Basketry Hat

About this object

History of use

"These types of hats were always special. They weren't just used for everyday. A lot of people seem to think that Haida hats were rain hats but they had special hats for everyday use; they weren't made with the finest of roots. When you see an old hat that's got really thick paint on it, that would have been a hat that was worn out in the weather everyday. Everyday hats had a steeper brim that wasn't as flared because the wind catches them. If the hat has a smaller brim and it's steeper then it's less likely to be blown away. These hats [MOA examples] would be worn to feasts or out in public for special events. At feasts they liked to have a bigger brim because they didn't like people to watch them eat. So when they're eating they tilt their hat bands so the people can't look at them while they're eating. The dance hats were smaller brimmed, they had small brims. That was so that when they were dancing, people could see their tattoos or their painted faces," (Isabel Rorick interview with Karen Duffek, May 10, 2001, p. 10).

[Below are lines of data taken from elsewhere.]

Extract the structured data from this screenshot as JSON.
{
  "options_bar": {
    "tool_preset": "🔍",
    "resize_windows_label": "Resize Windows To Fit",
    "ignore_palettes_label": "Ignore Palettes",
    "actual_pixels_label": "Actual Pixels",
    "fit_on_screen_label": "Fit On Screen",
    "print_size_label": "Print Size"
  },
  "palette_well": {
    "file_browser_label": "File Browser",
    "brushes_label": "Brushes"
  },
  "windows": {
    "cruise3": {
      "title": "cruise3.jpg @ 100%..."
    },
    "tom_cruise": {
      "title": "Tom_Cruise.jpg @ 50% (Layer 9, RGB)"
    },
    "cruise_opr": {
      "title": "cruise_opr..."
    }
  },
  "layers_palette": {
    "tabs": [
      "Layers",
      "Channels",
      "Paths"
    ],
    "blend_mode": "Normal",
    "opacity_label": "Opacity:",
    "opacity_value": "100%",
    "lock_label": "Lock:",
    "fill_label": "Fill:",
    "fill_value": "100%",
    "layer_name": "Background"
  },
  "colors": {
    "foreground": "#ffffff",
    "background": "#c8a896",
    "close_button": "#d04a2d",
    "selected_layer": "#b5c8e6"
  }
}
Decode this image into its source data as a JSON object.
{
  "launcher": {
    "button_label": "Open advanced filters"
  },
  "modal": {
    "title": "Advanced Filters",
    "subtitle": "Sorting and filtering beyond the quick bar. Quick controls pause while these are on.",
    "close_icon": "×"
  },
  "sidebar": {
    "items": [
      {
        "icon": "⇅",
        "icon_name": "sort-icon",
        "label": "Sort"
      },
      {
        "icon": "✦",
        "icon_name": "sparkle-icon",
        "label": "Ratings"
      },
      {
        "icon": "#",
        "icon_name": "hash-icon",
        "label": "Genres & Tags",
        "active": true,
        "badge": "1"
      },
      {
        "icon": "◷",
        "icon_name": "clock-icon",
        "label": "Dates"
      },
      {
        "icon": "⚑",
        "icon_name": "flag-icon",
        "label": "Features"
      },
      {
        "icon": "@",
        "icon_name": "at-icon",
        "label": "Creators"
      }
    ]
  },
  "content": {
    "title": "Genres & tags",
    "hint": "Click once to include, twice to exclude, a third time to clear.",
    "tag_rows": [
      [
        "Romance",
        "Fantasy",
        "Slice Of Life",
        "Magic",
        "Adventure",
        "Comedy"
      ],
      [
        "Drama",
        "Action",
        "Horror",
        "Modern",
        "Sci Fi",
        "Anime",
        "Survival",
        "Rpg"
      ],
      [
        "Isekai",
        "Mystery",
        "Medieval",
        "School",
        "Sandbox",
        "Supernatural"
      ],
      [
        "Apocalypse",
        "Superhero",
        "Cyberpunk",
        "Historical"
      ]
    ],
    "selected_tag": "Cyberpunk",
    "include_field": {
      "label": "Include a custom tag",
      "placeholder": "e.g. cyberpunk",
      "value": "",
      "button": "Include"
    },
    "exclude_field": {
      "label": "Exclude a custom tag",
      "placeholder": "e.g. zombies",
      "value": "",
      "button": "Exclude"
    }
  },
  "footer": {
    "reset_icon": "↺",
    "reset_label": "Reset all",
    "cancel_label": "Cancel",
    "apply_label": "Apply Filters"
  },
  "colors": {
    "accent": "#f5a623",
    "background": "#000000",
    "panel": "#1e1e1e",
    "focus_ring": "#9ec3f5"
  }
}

Physical description

Basketry hat with brim of a mixed twined weave -chevron twilled design in diagonal twined weave (also known as 'skip-stitch') against ground of plain twined weave. Crown has a three strand twined weave with top of crown being mostly in plain twined weave (i.e. 2-strand twined weave). Inner hat band: diagonal twined weave. Colours: red, green, black.